"""
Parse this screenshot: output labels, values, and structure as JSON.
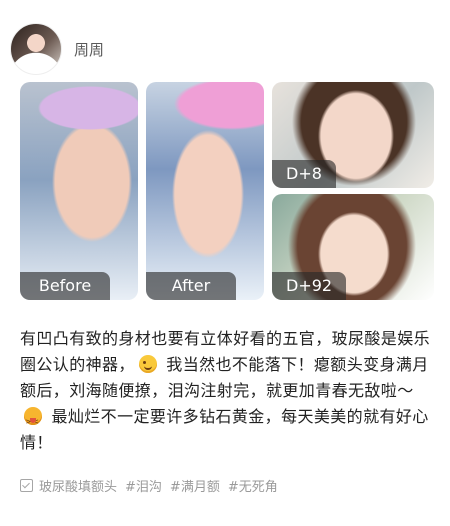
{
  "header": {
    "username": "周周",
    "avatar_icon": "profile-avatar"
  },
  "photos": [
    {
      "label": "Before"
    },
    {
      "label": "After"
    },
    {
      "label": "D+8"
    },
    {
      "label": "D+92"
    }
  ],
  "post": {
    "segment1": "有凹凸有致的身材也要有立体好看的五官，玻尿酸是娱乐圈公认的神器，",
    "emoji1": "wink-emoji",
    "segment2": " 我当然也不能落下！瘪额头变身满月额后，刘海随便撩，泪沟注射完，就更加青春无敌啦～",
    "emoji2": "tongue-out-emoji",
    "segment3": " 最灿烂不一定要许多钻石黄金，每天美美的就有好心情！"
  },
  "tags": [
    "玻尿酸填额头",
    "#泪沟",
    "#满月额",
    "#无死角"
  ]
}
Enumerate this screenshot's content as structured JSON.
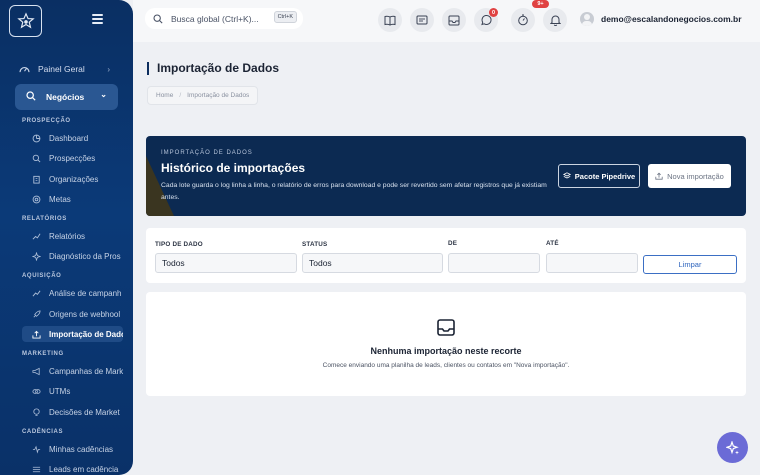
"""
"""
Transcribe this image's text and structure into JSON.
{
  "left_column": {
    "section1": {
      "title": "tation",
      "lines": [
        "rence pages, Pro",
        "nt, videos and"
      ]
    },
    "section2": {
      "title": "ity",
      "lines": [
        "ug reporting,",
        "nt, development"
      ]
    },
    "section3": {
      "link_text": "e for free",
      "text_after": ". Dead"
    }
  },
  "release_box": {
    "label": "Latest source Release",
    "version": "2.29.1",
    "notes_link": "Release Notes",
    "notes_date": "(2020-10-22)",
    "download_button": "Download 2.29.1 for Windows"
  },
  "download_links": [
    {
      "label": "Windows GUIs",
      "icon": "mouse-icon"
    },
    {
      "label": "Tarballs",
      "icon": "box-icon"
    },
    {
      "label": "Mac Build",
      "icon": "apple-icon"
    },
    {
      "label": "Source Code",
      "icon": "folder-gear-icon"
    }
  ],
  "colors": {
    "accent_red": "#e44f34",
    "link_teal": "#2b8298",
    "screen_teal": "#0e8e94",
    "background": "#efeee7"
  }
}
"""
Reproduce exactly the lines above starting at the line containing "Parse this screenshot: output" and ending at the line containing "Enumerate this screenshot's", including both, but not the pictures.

Parse this screenshot: output labels, values, and structure as JSON.
{
  "header": {
    "username": "周周",
    "avatar_icon": "profile-avatar"
  },
  "photos": [
    {
      "label": "Before"
    },
    {
      "label": "After"
    },
    {
      "label": "D+8"
    },
    {
      "label": "D+92"
    }
  ],
  "post": {
    "segment1": "有凹凸有致的身材也要有立体好看的五官，玻尿酸是娱乐圈公认的神器，",
    "emoji1": "wink-emoji",
    "segment2": " 我当然也不能落下！瘪额头变身满月额后，刘海随便撩，泪沟注射完，就更加青春无敌啦～",
    "emoji2": "tongue-out-emoji",
    "segment3": " 最灿烂不一定要许多钻石黄金，每天美美的就有好心情！"
  },
  "tags": [
    "玻尿酸填额头",
    "#泪沟",
    "#满月额",
    "#无死角"
  ]
}
Enumerate this screenshot's content as structured JSON.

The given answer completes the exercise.